● **Provided material**
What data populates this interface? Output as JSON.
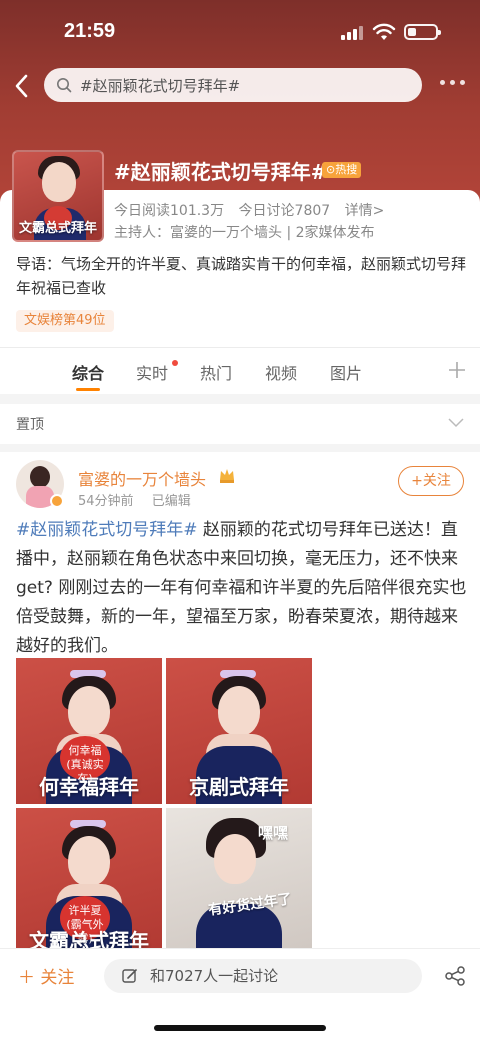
{
  "status_bar": {
    "time": "21:59"
  },
  "header": {
    "search_text": "#赵丽颖花式切号拜年#"
  },
  "topic": {
    "thumb_caption": "文霸总式拜年",
    "title": "#赵丽颖花式切号拜年#",
    "hot_label": "热搜",
    "reads": "今日阅读101.3万",
    "discussions": "今日讨论7807",
    "details_link": "详情>",
    "host_line": "主持人：富婆的一万个墙头 | 2家媒体发布",
    "intro": "导语：气场全开的许半夏、真诚踏实肯干的何幸福，赵丽颖式切号拜年祝福已查收",
    "rank": "文娱榜第49位"
  },
  "tabs": [
    {
      "label": "综合"
    },
    {
      "label": "实时"
    },
    {
      "label": "热门"
    },
    {
      "label": "视频"
    },
    {
      "label": "图片"
    }
  ],
  "pinned_label": "置顶",
  "post": {
    "author": "富婆的一万个墙头",
    "time": "54分钟前",
    "edited": "已编辑",
    "follow_label": "+关注",
    "hashtag": "#赵丽颖花式切号拜年#",
    "body": " 赵丽颖的花式切号拜年已送达！直播中，赵丽颖在角色状态中来回切换，毫无压力，还不快来get? 刚刚过去的一年有何幸福和许半夏的先后陪伴很充实也倍受鼓舞，新的一年，望福至万家，盼春荣夏浓，期待越来越好的我们。",
    "images": [
      {
        "label": "何幸福拜年",
        "sign": "何幸福\n(真诚实在)"
      },
      {
        "label": "京剧式拜年",
        "sign": ""
      },
      {
        "label": "文霸总式拜年",
        "sign": "许半夏\n(霸气外露)"
      },
      {
        "label": "有好货过年了",
        "sign": "",
        "bubble": "嘿嘿"
      }
    ]
  },
  "bottom_bar": {
    "follow_label": "关注",
    "discuss_label": "和7027人一起讨论"
  },
  "colors": {
    "accent": "#e8843b",
    "hashtag": "#4f7cba",
    "hero": "#a13d33"
  }
}
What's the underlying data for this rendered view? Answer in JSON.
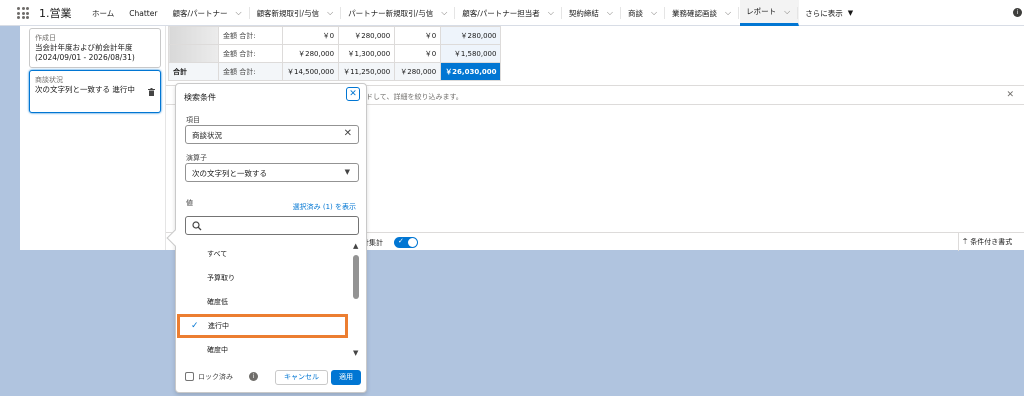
{
  "app": {
    "name": "1.営業"
  },
  "nav": {
    "tabs": [
      {
        "label": "ホーム",
        "chevron": false
      },
      {
        "label": "Chatter",
        "chevron": false
      },
      {
        "label": "顧客/パートナー",
        "chevron": true
      },
      {
        "label": "顧客新規取引/与信",
        "chevron": true
      },
      {
        "label": "パートナー新規取引/与信",
        "chevron": true
      },
      {
        "label": "顧客/パートナー担当者",
        "chevron": true
      },
      {
        "label": "契約締結",
        "chevron": true
      },
      {
        "label": "商談",
        "chevron": true
      },
      {
        "label": "業務確認画談",
        "chevron": true
      },
      {
        "label": "レポート",
        "chevron": true,
        "active": true
      },
      {
        "label": "さらに表示",
        "chevron": false
      }
    ]
  },
  "filters": {
    "created": {
      "label": "作成日",
      "value": "当会計年度および前会計年度 (2024/09/01 - 2026/08/31)"
    },
    "status": {
      "label": "商談状況",
      "value": "次の文字列と一致する 進行中"
    }
  },
  "table": {
    "rows": [
      {
        "label": "金額 合計:",
        "values": [
          "￥0",
          "￥280,000",
          "￥0",
          "￥280,000"
        ]
      },
      {
        "label": "金額 合計:",
        "values": [
          "￥280,000",
          "￥1,300,000",
          "￥0",
          "￥1,580,000"
        ]
      }
    ],
    "total": {
      "name": "合計",
      "label": "金額 合計:",
      "values": [
        "￥14,500,000",
        "￥11,250,000",
        "￥280,000",
        "￥26,030,000"
      ]
    }
  },
  "hint": {
    "text": "ドして、詳細を絞り込みます。"
  },
  "footer": {
    "row_totals": "計集計",
    "conditional_format": "条件付き書式"
  },
  "popover": {
    "title": "検索条件",
    "field_label": "項目",
    "field_value": "商談状況",
    "operator_label": "演算子",
    "operator_value": "次の文字列と一致する",
    "value_label": "値",
    "show_selected": "選択済み (1) を表示",
    "search_placeholder": "",
    "options": [
      {
        "label": "すべて",
        "checked": false
      },
      {
        "label": "予算取り",
        "checked": false
      },
      {
        "label": "確度低",
        "checked": false
      },
      {
        "label": "進行中",
        "checked": true
      },
      {
        "label": "確度中",
        "checked": false
      }
    ],
    "lock_label": "ロック済み",
    "cancel": "キャンセル",
    "apply": "適用"
  },
  "colors": {
    "accent": "#0176d3",
    "highlight": "#ec7e31",
    "background": "#b0c4df"
  }
}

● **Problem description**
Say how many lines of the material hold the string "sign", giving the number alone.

● **Response to this exercise**
4